"This is one of the most exciting books I've read in years. Friedberg is putting forth a sweeping and fundamental reassessment of the American military-industrial complex during the Cold War. It is historical revisionism in its very best sense: clearly written, thoroughly documented, and overwhelmingly convincing. Aaron Friedberg will emerge, with this book, as one of those rare scholars whose work redefines an entire field."--John Lewis Gaddis, Yale University
"Friedberg offers an important corrective to our tendency to assume that events had to turn out as they did by analyzing why the United States did not turn into a 'garrison state,' as many feared at the start of the Cold War. The research is meticulous, the story fascinating, and Friedberg's explanation in terms of the power of anti-state actors and ideology is convincing."--Robert Jervis, Columbia University
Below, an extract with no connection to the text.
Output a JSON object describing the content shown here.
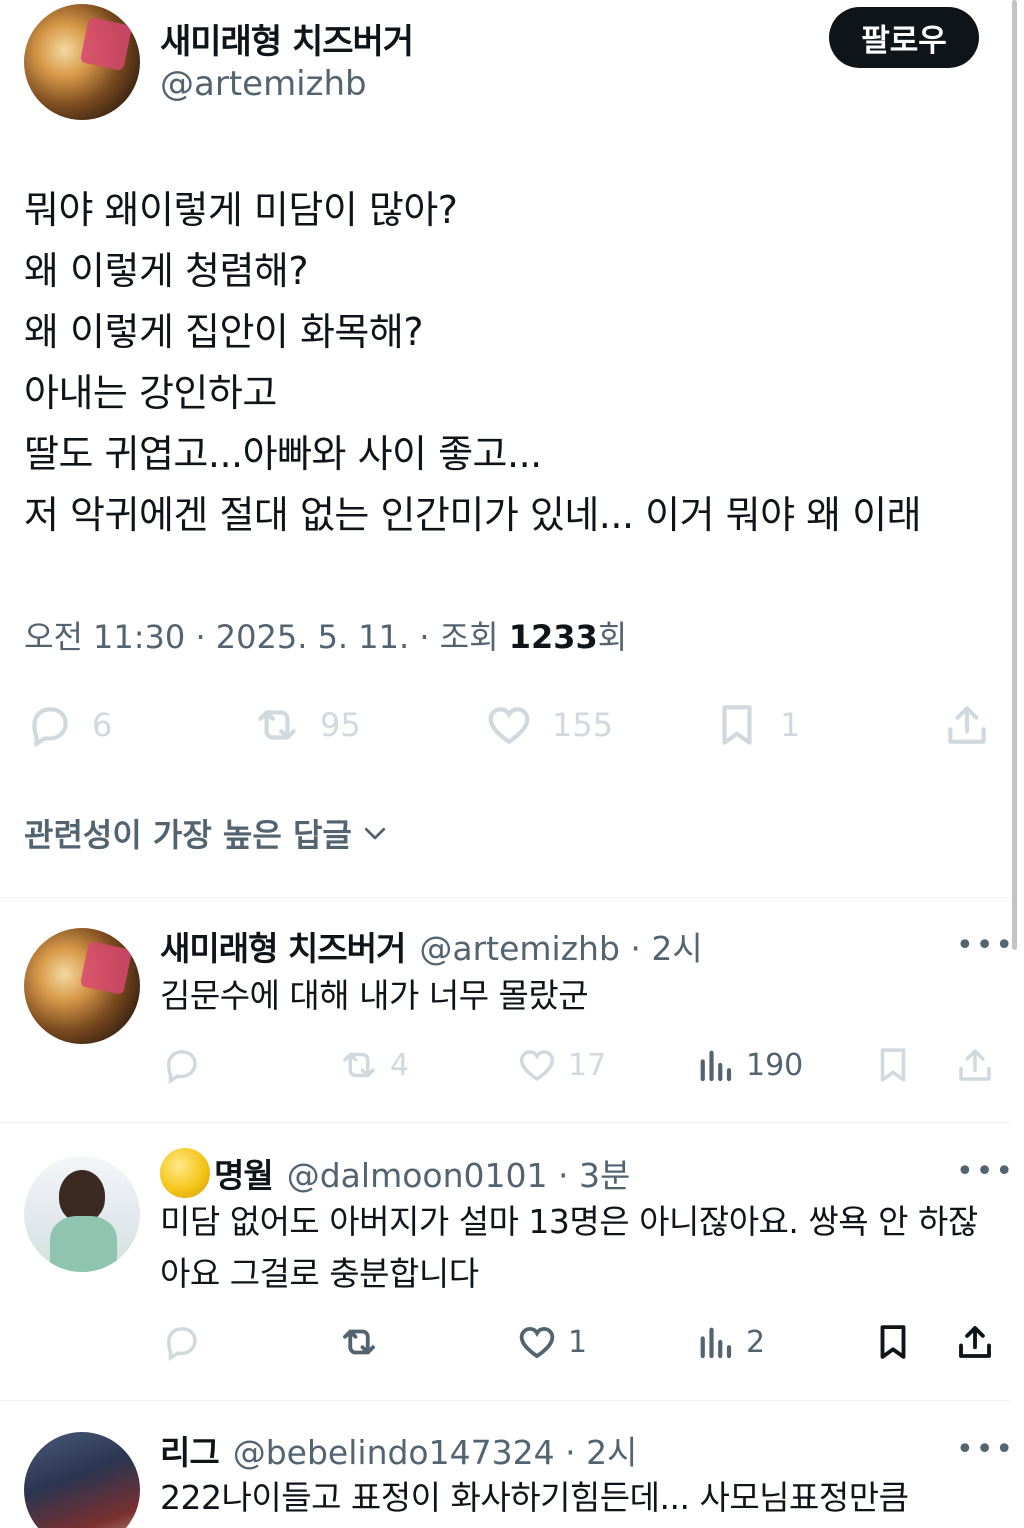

"This book will be a major contribution to a number of different literatures: it speaks to the extensive literature on war and state formation by exploring how different state mobilization strategies produce different outcomes. It contributes to the growing history of the Cold War by focusing attention on the important issue of the comparative political economy of defense mobilization.... It engages a number of current debates about the impact of domestic ideas, institutions, and regime types upon state behavior."--Michael Desch, Patterson School of Diplomacy and International Commerce, University of Kentucky--This text refers to an out of print or unavailable edition of this title.